▸ **Instructions to follow**
Retype all the records with nothing changed.

▸ **Stored items**
-=-=-

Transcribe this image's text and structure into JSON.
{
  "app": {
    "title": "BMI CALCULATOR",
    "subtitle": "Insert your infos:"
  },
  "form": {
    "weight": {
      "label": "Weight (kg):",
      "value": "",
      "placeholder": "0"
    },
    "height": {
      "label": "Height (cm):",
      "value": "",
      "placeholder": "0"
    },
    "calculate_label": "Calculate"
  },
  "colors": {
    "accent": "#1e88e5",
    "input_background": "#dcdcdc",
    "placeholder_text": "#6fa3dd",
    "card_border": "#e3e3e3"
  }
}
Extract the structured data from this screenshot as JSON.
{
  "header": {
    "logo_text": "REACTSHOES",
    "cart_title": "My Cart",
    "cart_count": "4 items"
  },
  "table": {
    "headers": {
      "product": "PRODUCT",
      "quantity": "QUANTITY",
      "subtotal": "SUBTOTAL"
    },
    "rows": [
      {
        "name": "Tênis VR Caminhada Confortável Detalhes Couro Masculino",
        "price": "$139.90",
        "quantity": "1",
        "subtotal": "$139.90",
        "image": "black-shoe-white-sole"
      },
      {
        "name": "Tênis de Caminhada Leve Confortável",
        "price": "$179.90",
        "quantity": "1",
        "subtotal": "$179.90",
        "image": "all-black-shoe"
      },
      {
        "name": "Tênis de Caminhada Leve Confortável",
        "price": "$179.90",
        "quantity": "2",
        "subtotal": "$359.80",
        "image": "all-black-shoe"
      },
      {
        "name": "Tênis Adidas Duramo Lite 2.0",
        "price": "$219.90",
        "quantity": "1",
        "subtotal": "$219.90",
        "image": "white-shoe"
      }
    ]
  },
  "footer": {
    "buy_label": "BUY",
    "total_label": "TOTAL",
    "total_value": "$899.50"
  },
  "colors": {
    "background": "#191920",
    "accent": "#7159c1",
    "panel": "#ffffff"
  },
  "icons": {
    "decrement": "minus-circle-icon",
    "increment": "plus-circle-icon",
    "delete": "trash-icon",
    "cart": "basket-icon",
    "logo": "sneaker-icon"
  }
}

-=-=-

▸ **Written answer**
Transcribe this image's text and structure into JSON.
{
  "app": {
    "title": "BMI CALCULATOR",
    "subtitle": "Insert your infos:"
  },
  "form": {
    "weight": {
      "label": "Weight (kg):",
      "value": "",
      "placeholder": "0"
    },
    "height": {
      "label": "Height (cm):",
      "value": "",
      "placeholder": "0"
    },
    "calculate_label": "Calculate"
  },
  "colors": {
    "accent": "#1e88e5",
    "input_background": "#dcdcdc",
    "placeholder_text": "#6fa3dd",
    "card_border": "#e3e3e3"
  }
}
Extract the structured data from this screenshot as JSON.
{
  "header": {
    "logo_text": "REACTSHOES",
    "cart_title": "My Cart",
    "cart_count": "4 items"
  },
  "table": {
    "headers": {
      "product": "PRODUCT",
      "quantity": "QUANTITY",
      "subtotal": "SUBTOTAL"
    },
    "rows": [
      {
        "name": "Tênis VR Caminhada Confortável Detalhes Couro Masculino",
        "price": "$139.90",
        "quantity": "1",
        "subtotal": "$139.90",
        "image": "black-shoe-white-sole"
      },
      {
        "name": "Tênis de Caminhada Leve Confortável",
        "price": "$179.90",
        "quantity": "1",
        "subtotal": "$179.90",
        "image": "all-black-shoe"
      },
      {
        "name": "Tênis de Caminhada Leve Confortável",
        "price": "$179.90",
        "quantity": "2",
        "subtotal": "$359.80",
        "image": "all-black-shoe"
      },
      {
        "name": "Tênis Adidas Duramo Lite 2.0",
        "price": "$219.90",
        "quantity": "1",
        "subtotal": "$219.90",
        "image": "white-shoe"
      }
    ]
  },
  "footer": {
    "buy_label": "BUY",
    "total_label": "TOTAL",
    "total_value": "$899.50"
  },
  "colors": {
    "background": "#191920",
    "accent": "#7159c1",
    "panel": "#ffffff"
  },
  "icons": {
    "decrement": "minus-circle-icon",
    "increment": "plus-circle-icon",
    "delete": "trash-icon",
    "cart": "basket-icon",
    "logo": "sneaker-icon"
  }
}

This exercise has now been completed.